[[ RECORD EXTRACTS open ]]

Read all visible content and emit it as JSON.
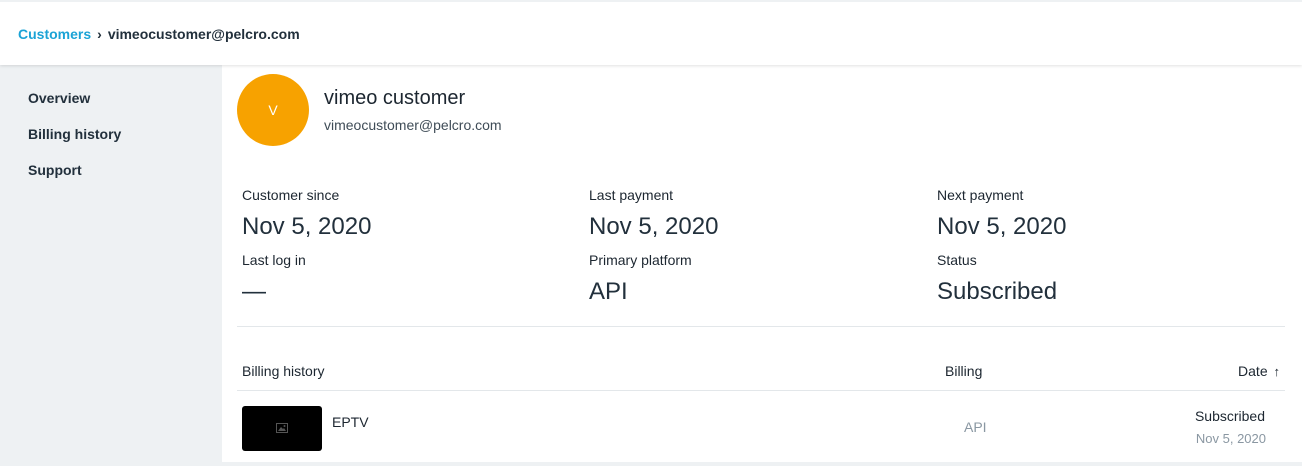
{
  "breadcrumb": {
    "parent": "Customers",
    "separator": "›",
    "current": "vimeocustomer@pelcro.com"
  },
  "sidebar": {
    "items": [
      {
        "label": "Overview"
      },
      {
        "label": "Billing history"
      },
      {
        "label": "Support"
      }
    ]
  },
  "customer": {
    "avatar_initial": "V",
    "avatar_color": "#f7a200",
    "name": "vimeo customer",
    "email": "vimeocustomer@pelcro.com"
  },
  "stats": {
    "customer_since": {
      "label": "Customer since",
      "value": "Nov 5, 2020"
    },
    "last_payment": {
      "label": "Last payment",
      "value": "Nov 5, 2020"
    },
    "next_payment": {
      "label": "Next payment",
      "value": "Nov 5, 2020"
    },
    "last_log_in": {
      "label": "Last log in",
      "value": "—"
    },
    "primary_platform": {
      "label": "Primary platform",
      "value": "API"
    },
    "status": {
      "label": "Status",
      "value": "Subscribed"
    }
  },
  "billing_table": {
    "headers": {
      "history": "Billing history",
      "billing": "Billing",
      "date": "Date",
      "date_sort_icon": "arrow-up-icon"
    },
    "rows": [
      {
        "thumbnail_icon": "image-placeholder-icon",
        "product": "EPTV",
        "billing": "API",
        "status": "Subscribed",
        "date": "Nov 5, 2020"
      }
    ]
  },
  "colors": {
    "accent": "#1ba3d6",
    "sidebar_bg": "#eef1f3",
    "muted_text": "#8a97a2"
  }
}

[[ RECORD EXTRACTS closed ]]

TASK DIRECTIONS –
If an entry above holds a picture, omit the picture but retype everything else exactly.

RESPONSE AREA –
Read all visible content and emit it as JSON.
{
  "breadcrumb": {
    "parent": "Customers",
    "separator": "›",
    "current": "vimeocustomer@pelcro.com"
  },
  "sidebar": {
    "items": [
      {
        "label": "Overview"
      },
      {
        "label": "Billing history"
      },
      {
        "label": "Support"
      }
    ]
  },
  "customer": {
    "avatar_initial": "V",
    "avatar_color": "#f7a200",
    "name": "vimeo customer",
    "email": "vimeocustomer@pelcro.com"
  },
  "stats": {
    "customer_since": {
      "label": "Customer since",
      "value": "Nov 5, 2020"
    },
    "last_payment": {
      "label": "Last payment",
      "value": "Nov 5, 2020"
    },
    "next_payment": {
      "label": "Next payment",
      "value": "Nov 5, 2020"
    },
    "last_log_in": {
      "label": "Last log in",
      "value": "—"
    },
    "primary_platform": {
      "label": "Primary platform",
      "value": "API"
    },
    "status": {
      "label": "Status",
      "value": "Subscribed"
    }
  },
  "billing_table": {
    "headers": {
      "history": "Billing history",
      "billing": "Billing",
      "date": "Date",
      "date_sort_icon": "arrow-up-icon"
    },
    "rows": [
      {
        "thumbnail_icon": "image-placeholder-icon",
        "product": "EPTV",
        "billing": "API",
        "status": "Subscribed",
        "date": "Nov 5, 2020"
      }
    ]
  },
  "colors": {
    "accent": "#1ba3d6",
    "sidebar_bg": "#eef1f3",
    "muted_text": "#8a97a2"
  }
}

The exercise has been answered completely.